Extracted entries: Begin
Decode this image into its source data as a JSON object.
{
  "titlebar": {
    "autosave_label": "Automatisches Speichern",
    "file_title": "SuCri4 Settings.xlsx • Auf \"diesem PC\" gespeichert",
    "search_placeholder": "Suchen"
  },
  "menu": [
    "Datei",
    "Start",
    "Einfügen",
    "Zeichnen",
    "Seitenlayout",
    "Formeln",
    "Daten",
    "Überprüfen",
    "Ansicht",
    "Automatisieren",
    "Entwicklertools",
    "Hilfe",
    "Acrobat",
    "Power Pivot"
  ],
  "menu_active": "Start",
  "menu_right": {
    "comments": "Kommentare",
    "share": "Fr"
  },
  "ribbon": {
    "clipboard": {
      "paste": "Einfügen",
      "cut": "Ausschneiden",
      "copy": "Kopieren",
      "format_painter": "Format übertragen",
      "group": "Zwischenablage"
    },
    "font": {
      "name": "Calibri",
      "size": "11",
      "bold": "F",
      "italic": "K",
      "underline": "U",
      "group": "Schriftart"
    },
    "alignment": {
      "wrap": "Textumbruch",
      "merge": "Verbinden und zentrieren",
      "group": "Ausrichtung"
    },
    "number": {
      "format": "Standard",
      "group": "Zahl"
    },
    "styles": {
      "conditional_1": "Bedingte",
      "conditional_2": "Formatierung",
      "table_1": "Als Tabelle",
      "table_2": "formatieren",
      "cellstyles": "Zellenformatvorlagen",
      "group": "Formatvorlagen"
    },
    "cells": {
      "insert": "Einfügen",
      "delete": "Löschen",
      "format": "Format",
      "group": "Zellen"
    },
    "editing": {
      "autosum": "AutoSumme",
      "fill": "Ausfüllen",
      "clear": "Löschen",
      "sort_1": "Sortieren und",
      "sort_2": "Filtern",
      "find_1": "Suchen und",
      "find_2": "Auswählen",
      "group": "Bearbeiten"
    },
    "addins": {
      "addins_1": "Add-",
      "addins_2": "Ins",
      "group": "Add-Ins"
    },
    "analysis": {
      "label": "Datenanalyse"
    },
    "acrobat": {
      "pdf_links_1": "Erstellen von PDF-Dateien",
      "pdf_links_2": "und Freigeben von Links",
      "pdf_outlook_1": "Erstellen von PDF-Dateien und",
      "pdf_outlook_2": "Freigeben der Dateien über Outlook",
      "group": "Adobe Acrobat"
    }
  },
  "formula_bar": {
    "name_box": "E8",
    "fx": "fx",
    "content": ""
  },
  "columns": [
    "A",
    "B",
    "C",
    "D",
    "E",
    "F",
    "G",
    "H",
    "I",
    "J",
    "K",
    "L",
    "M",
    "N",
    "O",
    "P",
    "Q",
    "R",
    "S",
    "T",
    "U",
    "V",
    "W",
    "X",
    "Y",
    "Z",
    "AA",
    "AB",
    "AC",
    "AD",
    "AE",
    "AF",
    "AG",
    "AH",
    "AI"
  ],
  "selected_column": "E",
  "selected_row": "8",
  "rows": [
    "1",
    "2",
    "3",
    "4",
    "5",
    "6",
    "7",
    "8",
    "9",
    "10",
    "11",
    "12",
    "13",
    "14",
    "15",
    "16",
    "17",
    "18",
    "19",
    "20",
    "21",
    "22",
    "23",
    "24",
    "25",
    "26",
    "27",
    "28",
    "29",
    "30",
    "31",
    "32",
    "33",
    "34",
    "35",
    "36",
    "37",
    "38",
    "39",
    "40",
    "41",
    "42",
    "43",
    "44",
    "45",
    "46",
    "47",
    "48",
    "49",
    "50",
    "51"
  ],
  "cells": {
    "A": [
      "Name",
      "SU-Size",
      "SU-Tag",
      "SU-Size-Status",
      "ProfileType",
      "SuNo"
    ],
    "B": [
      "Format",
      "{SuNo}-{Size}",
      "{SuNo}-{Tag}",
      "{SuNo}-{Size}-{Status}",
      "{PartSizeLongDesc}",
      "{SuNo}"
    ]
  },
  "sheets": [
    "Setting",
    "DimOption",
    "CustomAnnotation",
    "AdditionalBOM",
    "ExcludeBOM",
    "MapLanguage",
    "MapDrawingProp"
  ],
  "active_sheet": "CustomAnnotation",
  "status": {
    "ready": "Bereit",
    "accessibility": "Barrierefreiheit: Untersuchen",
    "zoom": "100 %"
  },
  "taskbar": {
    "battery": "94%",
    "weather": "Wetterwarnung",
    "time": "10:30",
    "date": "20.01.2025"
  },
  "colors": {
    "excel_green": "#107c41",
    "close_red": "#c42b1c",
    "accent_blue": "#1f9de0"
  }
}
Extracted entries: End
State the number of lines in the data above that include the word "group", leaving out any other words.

• Final answer: 9